In order to achieve this long term goal of moderating figures, and what is more, improving the general health of the society the Government provides smoking legislations. One of founded legislations, from 1 July 2007, to discourage smoking by making it more inconvenient, states that in public places and workplaces it is illegal to smoke and if not abided heavy fines will be adjudicated. Opinion given by 'karendodd' (On-line, 2007) on smoking in public places and passive smoking 'I am enjoying going out more now that its all smoke free, before it was a waste of time putting nice clothes on and washing your hair if you were going out to a pub at least now you come home still smelling nice.

Plus its a lot more healthier for everyone who does not smoke. '' demonstrates the general attitude of a British society. Wherever people smoke, there is the risk of passive smoking for individuals who do not smoke. Passive smoking, also called secondhand smoking, is a process of a submissive inhalation of a tobacco smoke which can damage every organ in the human body.

Tobacco smoke is an irritant and all passive smokers can experience at least one of the unpleasant symptoms, for example: burning eyes, sneezing, coughing, headaches or feeling sleepy. Non-smokers also tend not to like the odour of a burned tobacco, which clings to hair, skin, teeth, fingernails, clothing, furniture, and rugs. Breathing in secondhand smoke also affects persons blood structure by making it more glutinous and causing the formation of blood clots, what as the worst result, can then lead to complete heart failure.

Another smoking legislation introduced by the British Government from 1 October 2007, alters the age from 16 to 18, of anyone wanting to purchase tobacco products. The NHS in Poland, asserted the same legislation, that individuals under 18 can not buy tobacco manufactured goods, but failed to improve the health situation in the country, accordingly to National Statistics Online (NSO). Since 1992 Poland is still one of the leading countries considering tobacco smoking.

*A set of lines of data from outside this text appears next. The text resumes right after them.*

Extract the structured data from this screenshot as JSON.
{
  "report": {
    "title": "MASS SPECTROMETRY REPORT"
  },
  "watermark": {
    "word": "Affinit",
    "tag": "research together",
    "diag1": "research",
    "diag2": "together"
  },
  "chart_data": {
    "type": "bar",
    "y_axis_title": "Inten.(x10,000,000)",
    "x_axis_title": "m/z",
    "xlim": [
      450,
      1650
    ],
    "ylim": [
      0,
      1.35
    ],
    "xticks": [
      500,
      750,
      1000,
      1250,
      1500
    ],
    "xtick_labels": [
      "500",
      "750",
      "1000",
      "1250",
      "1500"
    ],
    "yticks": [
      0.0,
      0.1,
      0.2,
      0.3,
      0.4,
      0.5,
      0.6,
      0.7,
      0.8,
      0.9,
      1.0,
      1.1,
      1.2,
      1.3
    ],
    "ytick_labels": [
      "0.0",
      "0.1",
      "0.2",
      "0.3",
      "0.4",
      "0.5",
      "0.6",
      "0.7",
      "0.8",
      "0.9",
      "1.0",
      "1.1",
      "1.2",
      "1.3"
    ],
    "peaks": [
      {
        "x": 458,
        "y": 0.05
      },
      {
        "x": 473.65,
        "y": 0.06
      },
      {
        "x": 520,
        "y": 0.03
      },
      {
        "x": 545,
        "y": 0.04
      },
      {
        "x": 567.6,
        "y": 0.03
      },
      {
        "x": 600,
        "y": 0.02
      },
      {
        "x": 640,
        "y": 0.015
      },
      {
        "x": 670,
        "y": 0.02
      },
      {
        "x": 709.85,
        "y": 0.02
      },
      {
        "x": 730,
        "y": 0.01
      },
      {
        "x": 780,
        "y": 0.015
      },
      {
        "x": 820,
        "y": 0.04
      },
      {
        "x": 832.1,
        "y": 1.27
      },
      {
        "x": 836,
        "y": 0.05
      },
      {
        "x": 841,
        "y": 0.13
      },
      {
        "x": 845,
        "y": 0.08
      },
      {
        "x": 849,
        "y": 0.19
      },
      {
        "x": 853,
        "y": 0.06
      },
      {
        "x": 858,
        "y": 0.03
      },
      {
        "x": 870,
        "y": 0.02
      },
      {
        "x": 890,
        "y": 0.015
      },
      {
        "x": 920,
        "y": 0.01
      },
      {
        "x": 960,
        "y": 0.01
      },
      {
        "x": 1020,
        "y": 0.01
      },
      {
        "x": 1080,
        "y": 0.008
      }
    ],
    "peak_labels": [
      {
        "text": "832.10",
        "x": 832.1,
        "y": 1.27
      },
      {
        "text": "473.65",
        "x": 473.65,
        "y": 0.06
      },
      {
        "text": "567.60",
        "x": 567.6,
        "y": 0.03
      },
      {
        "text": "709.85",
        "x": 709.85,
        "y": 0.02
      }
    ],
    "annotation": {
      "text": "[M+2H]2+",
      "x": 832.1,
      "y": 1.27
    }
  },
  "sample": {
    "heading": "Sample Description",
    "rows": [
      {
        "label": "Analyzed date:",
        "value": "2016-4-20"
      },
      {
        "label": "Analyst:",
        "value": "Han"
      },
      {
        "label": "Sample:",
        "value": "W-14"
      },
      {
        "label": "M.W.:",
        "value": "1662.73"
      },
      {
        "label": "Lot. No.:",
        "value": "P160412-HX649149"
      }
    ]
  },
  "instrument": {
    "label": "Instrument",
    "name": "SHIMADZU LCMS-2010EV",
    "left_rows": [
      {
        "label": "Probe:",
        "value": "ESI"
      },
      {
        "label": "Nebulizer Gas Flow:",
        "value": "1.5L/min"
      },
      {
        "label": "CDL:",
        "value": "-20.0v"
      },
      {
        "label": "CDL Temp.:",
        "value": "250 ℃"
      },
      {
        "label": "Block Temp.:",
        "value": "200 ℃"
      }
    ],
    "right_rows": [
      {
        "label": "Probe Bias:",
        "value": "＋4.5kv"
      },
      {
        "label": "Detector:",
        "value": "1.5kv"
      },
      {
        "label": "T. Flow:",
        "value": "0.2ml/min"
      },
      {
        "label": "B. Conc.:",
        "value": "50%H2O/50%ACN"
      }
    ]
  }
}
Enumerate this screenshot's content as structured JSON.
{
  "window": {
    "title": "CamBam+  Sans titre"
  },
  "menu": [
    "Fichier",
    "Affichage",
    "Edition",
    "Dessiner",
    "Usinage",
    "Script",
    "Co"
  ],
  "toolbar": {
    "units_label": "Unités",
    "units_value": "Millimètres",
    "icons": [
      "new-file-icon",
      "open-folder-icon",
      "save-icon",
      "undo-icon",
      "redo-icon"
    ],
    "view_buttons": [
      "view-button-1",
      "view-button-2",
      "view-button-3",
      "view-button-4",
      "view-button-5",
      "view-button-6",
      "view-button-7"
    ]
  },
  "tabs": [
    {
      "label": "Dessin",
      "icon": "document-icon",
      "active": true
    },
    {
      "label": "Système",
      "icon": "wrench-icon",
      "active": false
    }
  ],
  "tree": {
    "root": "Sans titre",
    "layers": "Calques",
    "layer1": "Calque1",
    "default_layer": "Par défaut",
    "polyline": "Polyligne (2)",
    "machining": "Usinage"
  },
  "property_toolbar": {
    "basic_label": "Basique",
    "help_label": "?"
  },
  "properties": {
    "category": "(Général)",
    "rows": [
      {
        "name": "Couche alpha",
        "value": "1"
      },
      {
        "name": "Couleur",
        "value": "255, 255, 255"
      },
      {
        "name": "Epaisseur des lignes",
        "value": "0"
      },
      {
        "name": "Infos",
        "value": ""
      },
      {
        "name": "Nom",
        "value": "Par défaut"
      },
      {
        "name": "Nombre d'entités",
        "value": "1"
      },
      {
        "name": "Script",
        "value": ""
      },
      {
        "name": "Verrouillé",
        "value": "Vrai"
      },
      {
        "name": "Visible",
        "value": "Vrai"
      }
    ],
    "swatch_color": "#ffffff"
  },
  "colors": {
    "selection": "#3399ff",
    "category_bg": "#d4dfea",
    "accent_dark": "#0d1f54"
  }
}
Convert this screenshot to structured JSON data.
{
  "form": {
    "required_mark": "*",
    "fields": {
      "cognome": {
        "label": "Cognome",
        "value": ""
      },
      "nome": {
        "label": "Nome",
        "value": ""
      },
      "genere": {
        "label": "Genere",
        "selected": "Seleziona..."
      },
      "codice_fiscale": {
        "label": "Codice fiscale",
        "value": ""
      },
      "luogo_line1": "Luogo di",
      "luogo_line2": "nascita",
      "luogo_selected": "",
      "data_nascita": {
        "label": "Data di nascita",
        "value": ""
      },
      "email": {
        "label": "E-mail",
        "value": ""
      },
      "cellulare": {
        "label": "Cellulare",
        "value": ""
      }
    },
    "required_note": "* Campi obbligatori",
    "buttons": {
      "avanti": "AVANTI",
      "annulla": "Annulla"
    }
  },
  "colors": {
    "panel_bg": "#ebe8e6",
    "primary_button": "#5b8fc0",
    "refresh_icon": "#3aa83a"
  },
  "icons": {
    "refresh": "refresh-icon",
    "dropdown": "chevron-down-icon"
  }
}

Nevertheless, over 77 percent of Polish citizens are against smoking, what is shown in NSO, and that is why the National Health Service intends to reduce the number of people who smoke by imposing on the Government to introduce a legislation on banning smoking from public places. This paper has identified smoking as the important problem currently being experienced by the National Health Service. It also has described the reason why smoking tobacco products has extremely bad and unpleasant effects on people's health and what is more, it has exemplified the motive for the NHS to have started a boosted anti-smoking campaign.

The main goal of the NHS is to reduce smoking rates and motivate smokers in different groups to stop using tobacco products. In doing that the National Health Service in Great Britain and Poland is trying to support and encourage the nation by giving a clear information about health risks, reasons not to smoke, and also by offering 24 hour access to NHS support to quit smoking, for example 'Stop Smoking Services' and nicotine replacement Therapies.

Great Britain's and Poland's NHS reforms are setting new approach to public health through sustained investment and fresh thinking. These reforms are the start, not the end of a journey, since the ideas and actions should always be developed, and what is more, they are constantly encouraging people of Great Britain and Poland to stop smoking and focus on the health improvement and self progress.